[Opening DATASET CONTENT section]
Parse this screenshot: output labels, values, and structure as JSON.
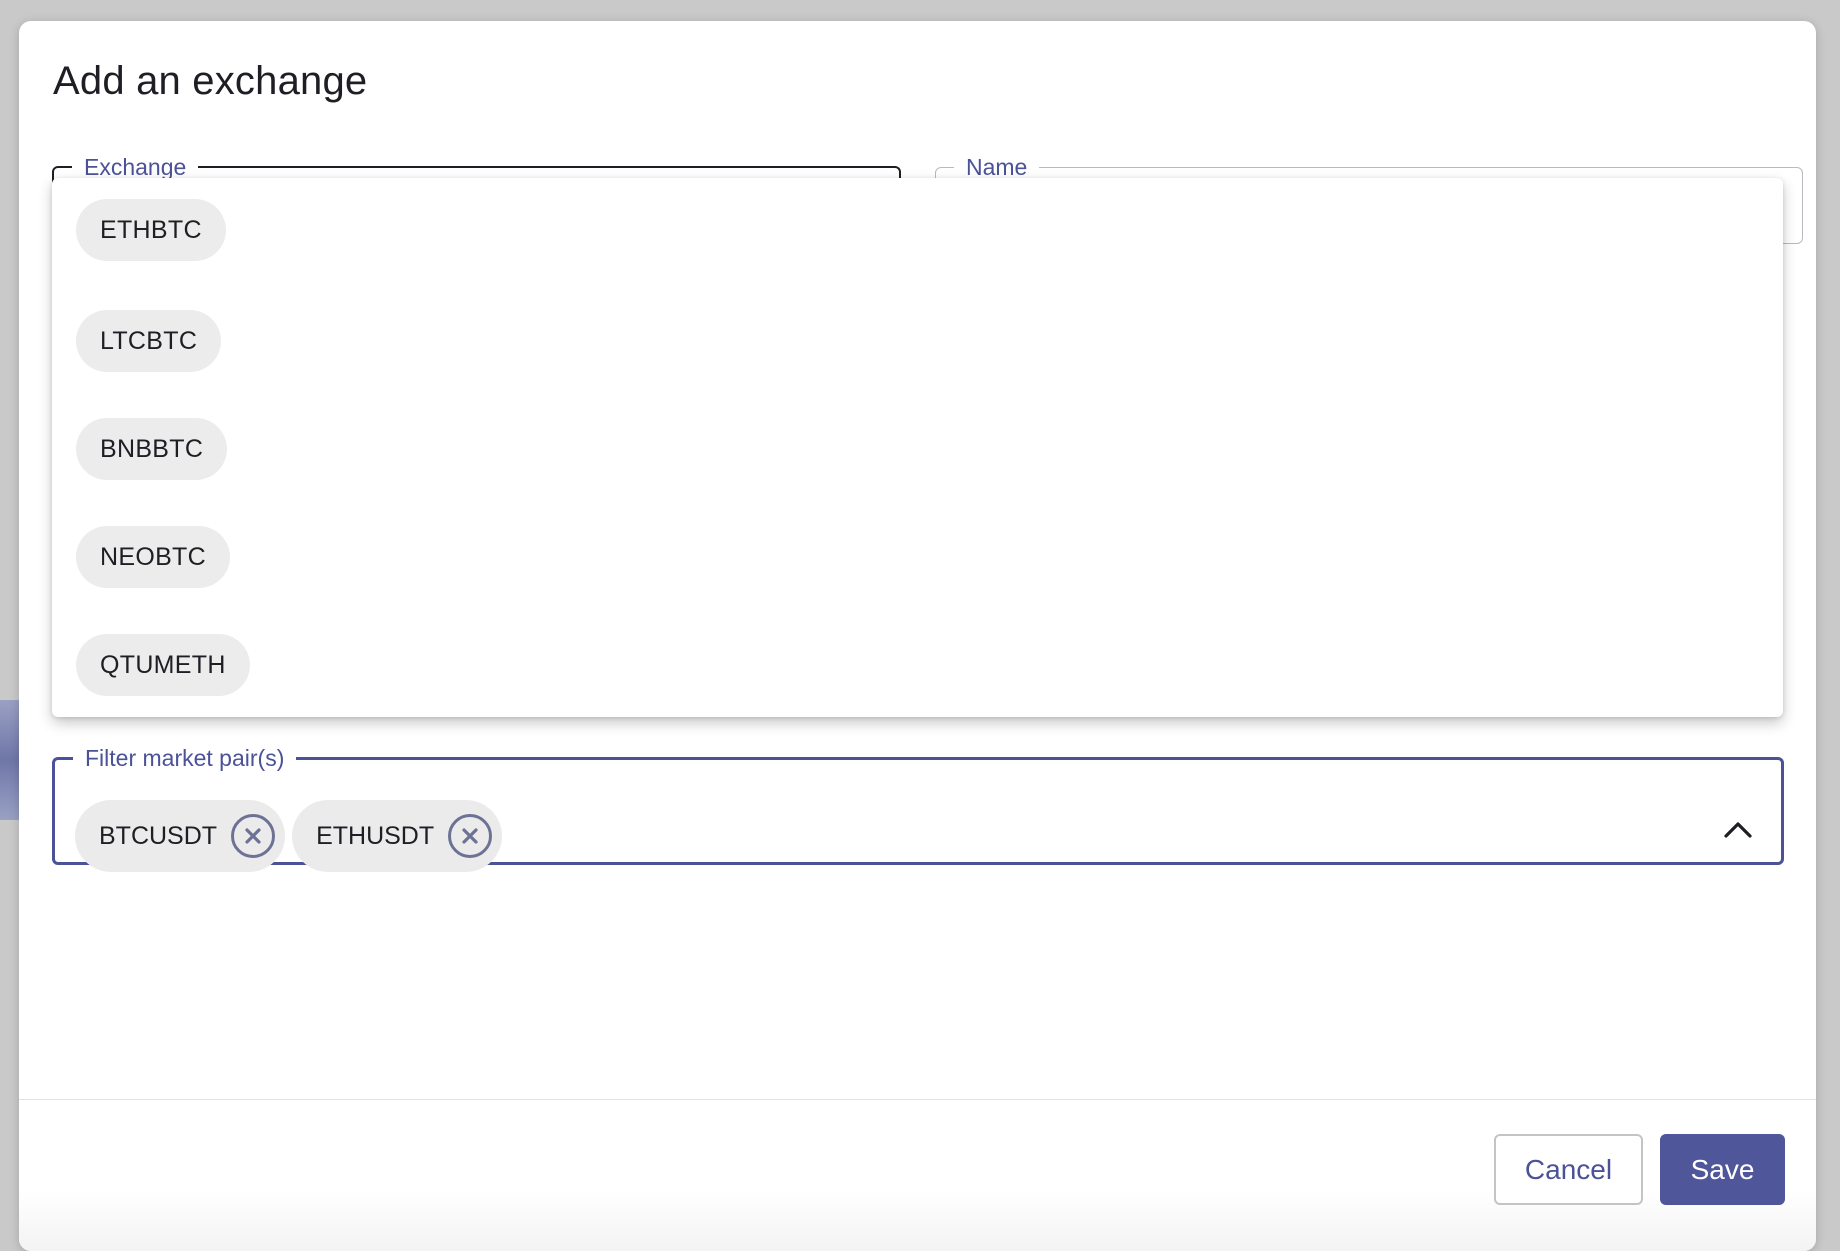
{
  "dialog": {
    "title": "Add an exchange"
  },
  "fields": {
    "exchange_label": "Exchange",
    "name_label": "Name",
    "filter_label": "Filter market pair(s)"
  },
  "dropdown": {
    "options": [
      "ETHBTC",
      "LTCBTC",
      "BNBBTC",
      "NEOBTC",
      "QTUMETH"
    ]
  },
  "filter": {
    "selected": [
      "BTCUSDT",
      "ETHUSDT"
    ]
  },
  "footer": {
    "cancel_label": "Cancel",
    "save_label": "Save"
  },
  "colors": {
    "accent": "#4f5699",
    "label": "#4b5298",
    "chip_bg": "#ebebeb"
  },
  "icons": {
    "remove": "close-circle-icon",
    "toggle": "chevron-up-icon"
  }
}
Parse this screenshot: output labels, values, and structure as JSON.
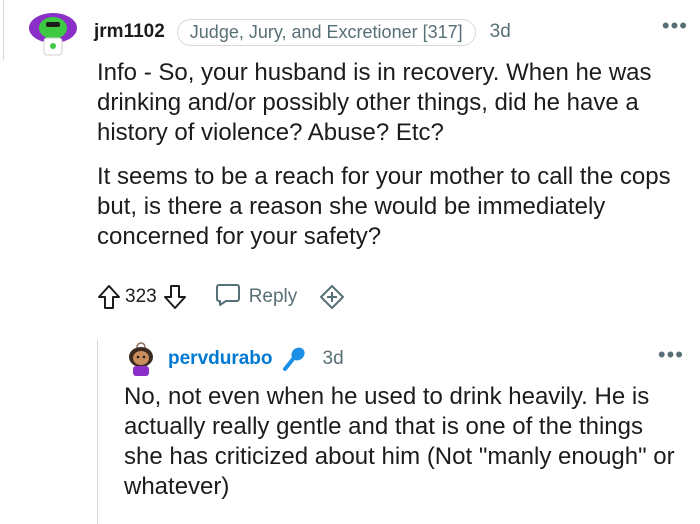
{
  "comment": {
    "username": "jrm1102",
    "flair": "Judge, Jury, and Excretioner [317]",
    "time": "3d",
    "paragraphs": [
      "Info - So, your husband is in recovery. When he was drinking and/or possibly other things, did he have a history of violence? Abuse? Etc?",
      "It seems to be a reach for your mother to call the cops but, is there a reason she would be immediately concerned for your safety?"
    ],
    "score": "323",
    "reply_label": "Reply"
  },
  "reply": {
    "username": "pervdurabo",
    "time": "3d",
    "paragraphs": [
      "No, not even when he used to drink heavily. He is actually really gentle and that is one of the things she has criticized about him (Not \"manly enough\" or whatever)"
    ]
  },
  "colors": {
    "op_username": "#1c1c1c",
    "reply_username": "#0079d3",
    "meta": "#576f76",
    "avatar_green": "#3ec943",
    "avatar_purple": "#8b2fc9"
  },
  "icons": [
    "upvote-icon",
    "downvote-icon",
    "reply-icon",
    "award-icon",
    "more-icon",
    "microphone-icon"
  ]
}
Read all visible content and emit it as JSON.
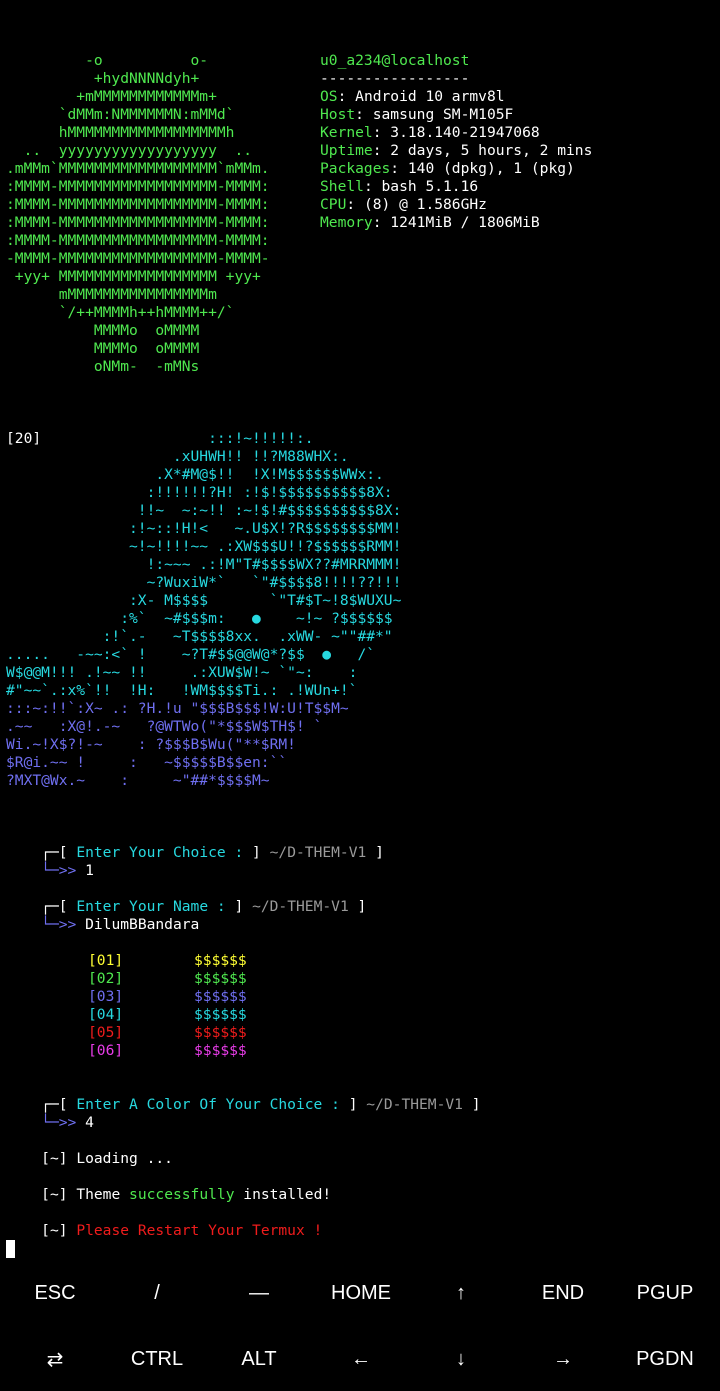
{
  "colors": {
    "green": "#4fe84f",
    "cyan": "#27d9e0",
    "blue": "#6f6ff0",
    "red": "#f01c1c",
    "yellow": "#ffff33",
    "magenta": "#e83ce8",
    "gray": "#9a9a9a"
  },
  "neofetch": {
    "logo": [
      "         -o          o-",
      "          +hydNNNNdyh+",
      "        +mMMMMMMMMMMMMm+",
      "      `dMMm:NMMMMMMN:mMMd`",
      "      hMMMMMMMMMMMMMMMMMMh",
      "  ..  yyyyyyyyyyyyyyyyyy  ..",
      ".mMMm`MMMMMMMMMMMMMMMMMM`mMMm.",
      ":MMMM-MMMMMMMMMMMMMMMMMM-MMMM:",
      ":MMMM-MMMMMMMMMMMMMMMMMM-MMMM:",
      ":MMMM-MMMMMMMMMMMMMMMMMM-MMMM:",
      ":MMMM-MMMMMMMMMMMMMMMMMM-MMMM:",
      "-MMMM-MMMMMMMMMMMMMMMMMM-MMMM-",
      " +yy+ MMMMMMMMMMMMMMMMMM +yy+",
      "      mMMMMMMMMMMMMMMMMm",
      "      `/++MMMMh++hMMMM++/`",
      "          MMMMo  oMMMM",
      "          MMMMo  oMMMM",
      "          oNMm-  -mMNs"
    ],
    "user_host": "u0_a234@localhost",
    "separator": "-----------------",
    "info": [
      {
        "key": "OS",
        "value": "Android 10 armv8l"
      },
      {
        "key": "Host",
        "value": "samsung SM-M105F"
      },
      {
        "key": "Kernel",
        "value": "3.18.140-21947068"
      },
      {
        "key": "Uptime",
        "value": "2 days, 5 hours, 2 mins"
      },
      {
        "key": "Packages",
        "value": "140 (dpkg), 1 (pkg)"
      },
      {
        "key": "Shell",
        "value": "bash 5.1.16"
      },
      {
        "key": "CPU",
        "value": "(8) @ 1.586GHz"
      },
      {
        "key": "Memory",
        "value": "1241MiB / 1806MiB"
      }
    ]
  },
  "art": {
    "tag": "[20]",
    "cyan_lines": [
      "                       :::!~!!!!!:.",
      "                   .xUHWH!! !!?M88WHX:.",
      "                 .X*#M@$!!  !X!M$$$$$$WWx:.",
      "                :!!!!!!?H! :!$!$$$$$$$$$$8X:",
      "               !!~  ~:~!! :~!$!#$$$$$$$$$$8X:",
      "              :!~::!H!<   ~.U$X!?R$$$$$$$$MM!",
      "              ~!~!!!!~~ .:XW$$$U!!?$$$$$$RMM!",
      "                !:~~~ .:!M\"T#$$$$WX??#MRRMMM!",
      "                ~?WuxiW*`   `\"#$$$$8!!!!??!!!",
      "              :X- M$$$$       `\"T#$T~!8$WUXU~",
      "             :%`  ~#$$$m:   ●    ~!~ ?$$$$$$",
      "           :!`.-   ~T$$$$8xx.  .xWW- ~\"\"##*\"",
      ".....   -~~:<` !    ~?T#$$@@W@*?$$  ●   /`",
      "W$@@M!!! .!~~ !!     .:XUW$W!~ `\"~:    :",
      "#\"~~`.:x%`!!  !H:   !WM$$$$Ti.: .!WUn+!`"
    ],
    "blue_lines": [
      ":::~:!!`:X~ .: ?H.!u \"$$$B$$$!W:U!T$$M~",
      ".~~   :X@!.-~   ?@WTWo(\"*$$$W$TH$! `",
      "Wi.~!X$?!-~    : ?$$$B$Wu(\"**$RM!",
      "$R@i.~~ !     :   ~$$$$$B$$en:``",
      "?MXT@Wx.~    :     ~\"##*$$$$M~"
    ]
  },
  "prompts": [
    {
      "label": "Enter Your Choice :",
      "path": "~/D-THEM-V1",
      "input": "1"
    },
    {
      "label": "Enter Your Name :",
      "path": "~/D-THEM-V1",
      "input": "DilumBBandara"
    },
    {
      "label": "Enter A Color Of Your Choice :",
      "path": "~/D-THEM-V1",
      "input": "4"
    }
  ],
  "color_options": [
    {
      "num": "[01]",
      "sample": "$$$$$$",
      "color": "#ffff33"
    },
    {
      "num": "[02]",
      "sample": "$$$$$$",
      "color": "#4fe84f"
    },
    {
      "num": "[03]",
      "sample": "$$$$$$",
      "color": "#6f6ff0"
    },
    {
      "num": "[04]",
      "sample": "$$$$$$",
      "color": "#27d9e0"
    },
    {
      "num": "[05]",
      "sample": "$$$$$$",
      "color": "#f01c1c"
    },
    {
      "num": "[06]",
      "sample": "$$$$$$",
      "color": "#e83ce8"
    }
  ],
  "status": {
    "marker": "[~]",
    "loading": "Loading ...",
    "theme_word": "Theme",
    "success_word": "successfully",
    "installed": "installed!",
    "restart": "Please Restart Your Termux !"
  },
  "prompt_glyphs": {
    "top": "┌─[",
    "close": "]",
    "arrow": "└─>>"
  },
  "extra_keys": {
    "row1": [
      "ESC",
      "/",
      "—",
      "HOME",
      "↑",
      "END",
      "PGUP"
    ],
    "row2": [
      "⇄",
      "CTRL",
      "ALT",
      "←",
      "↓",
      "→",
      "PGDN"
    ]
  }
}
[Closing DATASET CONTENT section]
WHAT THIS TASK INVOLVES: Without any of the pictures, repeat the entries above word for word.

YOUR RESPONSE:
Parse this screenshot: output labels, values, and structure as JSON.
{
  "dialog": {
    "title": "Add an exchange"
  },
  "fields": {
    "exchange_label": "Exchange",
    "name_label": "Name",
    "filter_label": "Filter market pair(s)"
  },
  "dropdown": {
    "options": [
      "ETHBTC",
      "LTCBTC",
      "BNBBTC",
      "NEOBTC",
      "QTUMETH"
    ]
  },
  "filter": {
    "selected": [
      "BTCUSDT",
      "ETHUSDT"
    ]
  },
  "footer": {
    "cancel_label": "Cancel",
    "save_label": "Save"
  },
  "colors": {
    "accent": "#4f5699",
    "label": "#4b5298",
    "chip_bg": "#ebebeb"
  },
  "icons": {
    "remove": "close-circle-icon",
    "toggle": "chevron-up-icon"
  }
}
Parse this screenshot: output labels, values, and structure as JSON.
{
  "comment": {
    "username": "jrm1102",
    "flair": "Judge, Jury, and Excretioner [317]",
    "time": "3d",
    "paragraphs": [
      "Info - So, your husband is in recovery. When he was drinking and/or possibly other things, did he have a history of violence? Abuse? Etc?",
      "It seems to be a reach for your mother to call the cops but, is there a reason she would be immediately concerned for your safety?"
    ],
    "score": "323",
    "reply_label": "Reply"
  },
  "reply": {
    "username": "pervdurabo",
    "time": "3d",
    "paragraphs": [
      "No, not even when he used to drink heavily. He is actually really gentle and that is one of the things she has criticized about him (Not \"manly enough\" or whatever)"
    ]
  },
  "colors": {
    "op_username": "#1c1c1c",
    "reply_username": "#0079d3",
    "meta": "#576f76",
    "avatar_green": "#3ec943",
    "avatar_purple": "#8b2fc9"
  },
  "icons": [
    "upvote-icon",
    "downvote-icon",
    "reply-icon",
    "award-icon",
    "more-icon",
    "microphone-icon"
  ]
}
Read all visible content and emit it as JSON.
{
  "colors": {
    "green": "#4fe84f",
    "cyan": "#27d9e0",
    "blue": "#6f6ff0",
    "red": "#f01c1c",
    "yellow": "#ffff33",
    "magenta": "#e83ce8",
    "gray": "#9a9a9a"
  },
  "neofetch": {
    "logo": [
      "         -o          o-",
      "          +hydNNNNdyh+",
      "        +mMMMMMMMMMMMMm+",
      "      `dMMm:NMMMMMMN:mMMd`",
      "      hMMMMMMMMMMMMMMMMMMh",
      "  ..  yyyyyyyyyyyyyyyyyy  ..",
      ".mMMm`MMMMMMMMMMMMMMMMMM`mMMm.",
      ":MMMM-MMMMMMMMMMMMMMMMMM-MMMM:",
      ":MMMM-MMMMMMMMMMMMMMMMMM-MMMM:",
      ":MMMM-MMMMMMMMMMMMMMMMMM-MMMM:",
      ":MMMM-MMMMMMMMMMMMMMMMMM-MMMM:",
      "-MMMM-MMMMMMMMMMMMMMMMMM-MMMM-",
      " +yy+ MMMMMMMMMMMMMMMMMM +yy+",
      "      mMMMMMMMMMMMMMMMMm",
      "      `/++MMMMh++hMMMM++/`",
      "          MMMMo  oMMMM",
      "          MMMMo  oMMMM",
      "          oNMm-  -mMNs"
    ],
    "user_host": "u0_a234@localhost",
    "separator": "-----------------",
    "info": [
      {
        "key": "OS",
        "value": "Android 10 armv8l"
      },
      {
        "key": "Host",
        "value": "samsung SM-M105F"
      },
      {
        "key": "Kernel",
        "value": "3.18.140-21947068"
      },
      {
        "key": "Uptime",
        "value": "2 days, 5 hours, 2 mins"
      },
      {
        "key": "Packages",
        "value": "140 (dpkg), 1 (pkg)"
      },
      {
        "key": "Shell",
        "value": "bash 5.1.16"
      },
      {
        "key": "CPU",
        "value": "(8) @ 1.586GHz"
      },
      {
        "key": "Memory",
        "value": "1241MiB / 1806MiB"
      }
    ]
  },
  "art": {
    "tag": "[20]",
    "cyan_lines": [
      "                       :::!~!!!!!:.",
      "                   .xUHWH!! !!?M88WHX:.",
      "                 .X*#M@$!!  !X!M$$$$$$WWx:.",
      "                :!!!!!!?H! :!$!$$$$$$$$$$8X:",
      "               !!~  ~:~!! :~!$!#$$$$$$$$$$8X:",
      "              :!~::!H!<   ~.U$X!?R$$$$$$$$MM!",
      "              ~!~!!!!~~ .:XW$$$U!!?$$$$$$RMM!",
      "                !:~~~ .:!M\"T#$$$$WX??#MRRMMM!",
      "                ~?WuxiW*`   `\"#$$$$8!!!!??!!!",
      "              :X- M$$$$       `\"T#$T~!8$WUXU~",
      "             :%`  ~#$$$m:   ●    ~!~ ?$$$$$$",
      "           :!`.-   ~T$$$$8xx.  .xWW- ~\"\"##*\"",
      ".....   -~~:<` !    ~?T#$$@@W@*?$$  ●   /`",
      "W$@@M!!! .!~~ !!     .:XUW$W!~ `\"~:    :",
      "#\"~~`.:x%`!!  !H:   !WM$$$$Ti.: .!WUn+!`"
    ],
    "blue_lines": [
      ":::~:!!`:X~ .: ?H.!u \"$$$B$$$!W:U!T$$M~",
      ".~~   :X@!.-~   ?@WTWo(\"*$$$W$TH$! `",
      "Wi.~!X$?!-~    : ?$$$B$Wu(\"**$RM!",
      "$R@i.~~ !     :   ~$$$$$B$$en:``",
      "?MXT@Wx.~    :     ~\"##*$$$$M~"
    ]
  },
  "prompts": [
    {
      "label": "Enter Your Choice :",
      "path": "~/D-THEM-V1",
      "input": "1"
    },
    {
      "label": "Enter Your Name :",
      "path": "~/D-THEM-V1",
      "input": "DilumBBandara"
    },
    {
      "label": "Enter A Color Of Your Choice :",
      "path": "~/D-THEM-V1",
      "input": "4"
    }
  ],
  "color_options": [
    {
      "num": "[01]",
      "sample": "$$$$$$",
      "color": "#ffff33"
    },
    {
      "num": "[02]",
      "sample": "$$$$$$",
      "color": "#4fe84f"
    },
    {
      "num": "[03]",
      "sample": "$$$$$$",
      "color": "#6f6ff0"
    },
    {
      "num": "[04]",
      "sample": "$$$$$$",
      "color": "#27d9e0"
    },
    {
      "num": "[05]",
      "sample": "$$$$$$",
      "color": "#f01c1c"
    },
    {
      "num": "[06]",
      "sample": "$$$$$$",
      "color": "#e83ce8"
    }
  ],
  "status": {
    "marker": "[~]",
    "loading": "Loading ...",
    "theme_word": "Theme",
    "success_word": "successfully",
    "installed": "installed!",
    "restart": "Please Restart Your Termux !"
  },
  "prompt_glyphs": {
    "top": "┌─[",
    "close": "]",
    "arrow": "└─>>"
  },
  "extra_keys": {
    "row1": [
      "ESC",
      "/",
      "—",
      "HOME",
      "↑",
      "END",
      "PGUP"
    ],
    "row2": [
      "⇄",
      "CTRL",
      "ALT",
      "←",
      "↓",
      "→",
      "PGDN"
    ]
  }
}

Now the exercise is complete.